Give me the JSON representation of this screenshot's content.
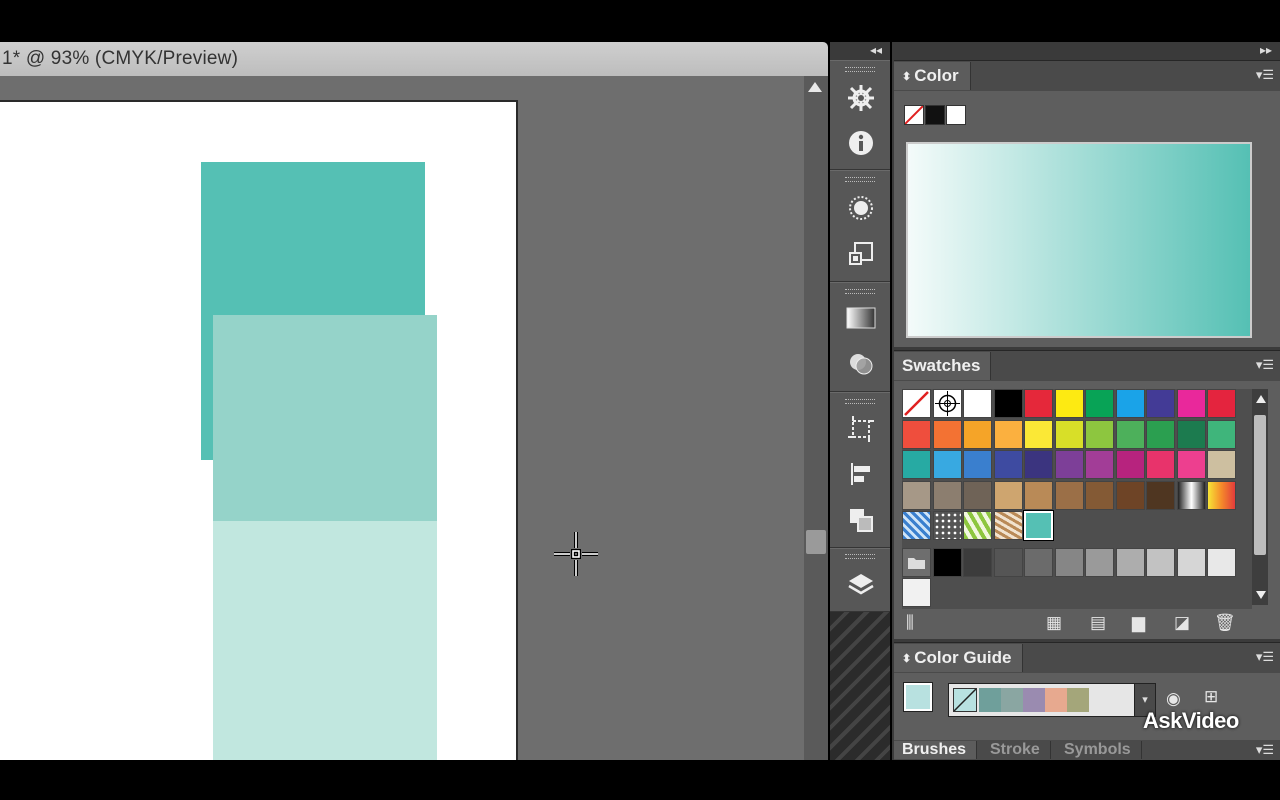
{
  "document": {
    "title": "1* @ 93% (CMYK/Preview)"
  },
  "artwork": {
    "shapes": [
      {
        "name": "teal-square",
        "color": "#55c0b4"
      },
      {
        "name": "mint-square",
        "color": "#95d3c9"
      },
      {
        "name": "pale-square",
        "color": "#c1e7df"
      }
    ]
  },
  "toolstrip": {
    "icons": [
      "navigator-icon",
      "info-icon",
      "appearance-icon",
      "transform-icon",
      "gradient-icon",
      "transparency-icon",
      "artboards-icon",
      "align-icon",
      "pathfinder-icon",
      "layers-icon"
    ]
  },
  "color_panel": {
    "title": "Color",
    "collapse_icon": "chevron-updown-icon",
    "gradient_from": "#f4fbfa",
    "gradient_to": "#55c0b4"
  },
  "swatches_panel": {
    "title": "Swatches",
    "rows": [
      [
        "none",
        "registration",
        "#ffffff",
        "#000000",
        "#e5283a",
        "#fdea12",
        "#08a356",
        "#1aa3e8",
        "#433b96",
        "#e9289b",
        "#e4243e"
      ],
      [
        "#ef4e3d",
        "#f37233",
        "#f5a428",
        "#fbb03f",
        "#fbe836",
        "#d8df28",
        "#8dc63f",
        "#4db05b",
        "#2b9f50",
        "#1c7b4f",
        "#3fb57b"
      ],
      [
        "#27aaa3",
        "#38a9e1",
        "#3a7fce",
        "#3e4ba1",
        "#3b347f",
        "#7d3f98",
        "#a23d97",
        "#b7237e",
        "#e8336b",
        "#ed3f8f",
        "#cdbfa0"
      ],
      [
        "#a69887",
        "#8c7e6f",
        "#6f6357",
        "#cea56f",
        "#b98a57",
        "#9b6f47",
        "#845a35",
        "#6e4426",
        "#4f3621",
        "gradient-bw",
        "gradient-orange"
      ],
      [
        "pattern-blue",
        "pattern-dots",
        "pattern-leaves",
        "pattern-brown",
        "selected-teal"
      ],
      [
        "folder",
        "#000000",
        "#3c3c3c",
        "#555555",
        "#6b6b6b",
        "#868686",
        "#9a9a9a",
        "#adadad",
        "#c2c2c2",
        "#d6d6d6",
        "#e8e8e8"
      ],
      [
        "#f1f1f1"
      ]
    ]
  },
  "color_guide_panel": {
    "title": "Color Guide",
    "current_color": "#b8e1e0",
    "harmony": [
      "#6f9f9b",
      "#8aa6a2",
      "#9a8bb0",
      "#e7a98f",
      "#a4a67a"
    ]
  },
  "bottom_tabs": [
    "Brushes",
    "Stroke",
    "Symbols"
  ],
  "watermark": "AskVideo"
}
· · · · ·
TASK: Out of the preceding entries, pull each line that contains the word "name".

TASK RESPONSE:
        "name": "teal-square",
        "name": "mint-square",
        "name": "pale-square",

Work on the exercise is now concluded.